• _EXERCISE INSTRUCTIONS_
Word for word, reproduce the data that follows.

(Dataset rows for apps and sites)
--------------------------------------------------

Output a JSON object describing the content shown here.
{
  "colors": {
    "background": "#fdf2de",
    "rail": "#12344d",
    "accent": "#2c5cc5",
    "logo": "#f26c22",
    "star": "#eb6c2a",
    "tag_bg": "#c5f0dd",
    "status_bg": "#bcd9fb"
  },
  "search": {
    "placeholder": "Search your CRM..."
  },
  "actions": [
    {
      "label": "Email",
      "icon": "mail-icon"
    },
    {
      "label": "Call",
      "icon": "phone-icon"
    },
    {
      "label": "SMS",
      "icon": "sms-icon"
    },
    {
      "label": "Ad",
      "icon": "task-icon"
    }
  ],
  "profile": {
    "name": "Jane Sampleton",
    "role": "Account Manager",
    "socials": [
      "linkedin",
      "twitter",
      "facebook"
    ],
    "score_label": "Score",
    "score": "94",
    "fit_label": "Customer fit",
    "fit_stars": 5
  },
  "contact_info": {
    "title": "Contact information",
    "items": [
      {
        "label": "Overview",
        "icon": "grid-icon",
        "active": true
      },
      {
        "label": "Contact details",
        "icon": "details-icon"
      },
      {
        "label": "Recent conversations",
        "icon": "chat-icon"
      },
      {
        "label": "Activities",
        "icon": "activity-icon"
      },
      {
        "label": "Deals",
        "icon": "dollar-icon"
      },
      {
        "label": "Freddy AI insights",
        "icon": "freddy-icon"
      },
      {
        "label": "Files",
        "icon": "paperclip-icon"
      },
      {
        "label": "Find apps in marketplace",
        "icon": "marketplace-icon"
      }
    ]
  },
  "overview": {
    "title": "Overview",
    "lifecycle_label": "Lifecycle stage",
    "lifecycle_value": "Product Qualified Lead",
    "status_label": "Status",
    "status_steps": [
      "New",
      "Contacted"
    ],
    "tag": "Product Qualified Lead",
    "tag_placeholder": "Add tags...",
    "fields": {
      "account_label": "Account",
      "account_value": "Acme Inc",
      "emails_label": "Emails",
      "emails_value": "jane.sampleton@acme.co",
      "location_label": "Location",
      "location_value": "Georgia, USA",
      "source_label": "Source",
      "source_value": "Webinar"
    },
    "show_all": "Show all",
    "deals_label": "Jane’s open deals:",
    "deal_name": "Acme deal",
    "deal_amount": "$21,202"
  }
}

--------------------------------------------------

• _WRITTEN RESPONSE_
Output a JSON object describing the content shown here.
{
  "colors": {
    "background": "#fdf2de",
    "rail": "#12344d",
    "accent": "#2c5cc5",
    "logo": "#f26c22",
    "star": "#eb6c2a",
    "tag_bg": "#c5f0dd",
    "status_bg": "#bcd9fb"
  },
  "search": {
    "placeholder": "Search your CRM..."
  },
  "actions": [
    {
      "label": "Email",
      "icon": "mail-icon"
    },
    {
      "label": "Call",
      "icon": "phone-icon"
    },
    {
      "label": "SMS",
      "icon": "sms-icon"
    },
    {
      "label": "Ad",
      "icon": "task-icon"
    }
  ],
  "profile": {
    "name": "Jane Sampleton",
    "role": "Account Manager",
    "socials": [
      "linkedin",
      "twitter",
      "facebook"
    ],
    "score_label": "Score",
    "score": "94",
    "fit_label": "Customer fit",
    "fit_stars": 5
  },
  "contact_info": {
    "title": "Contact information",
    "items": [
      {
        "label": "Overview",
        "icon": "grid-icon",
        "active": true
      },
      {
        "label": "Contact details",
        "icon": "details-icon"
      },
      {
        "label": "Recent conversations",
        "icon": "chat-icon"
      },
      {
        "label": "Activities",
        "icon": "activity-icon"
      },
      {
        "label": "Deals",
        "icon": "dollar-icon"
      },
      {
        "label": "Freddy AI insights",
        "icon": "freddy-icon"
      },
      {
        "label": "Files",
        "icon": "paperclip-icon"
      },
      {
        "label": "Find apps in marketplace",
        "icon": "marketplace-icon"
      }
    ]
  },
  "overview": {
    "title": "Overview",
    "lifecycle_label": "Lifecycle stage",
    "lifecycle_value": "Product Qualified Lead",
    "status_label": "Status",
    "status_steps": [
      "New",
      "Contacted"
    ],
    "tag": "Product Qualified Lead",
    "tag_placeholder": "Add tags...",
    "fields": {
      "account_label": "Account",
      "account_value": "Acme Inc",
      "emails_label": "Emails",
      "emails_value": "jane.sampleton@acme.co",
      "location_label": "Location",
      "location_value": "Georgia, USA",
      "source_label": "Source",
      "source_value": "Webinar"
    },
    "show_all": "Show all",
    "deals_label": "Jane’s open deals:",
    "deal_name": "Acme deal",
    "deal_amount": "$21,202"
  }
}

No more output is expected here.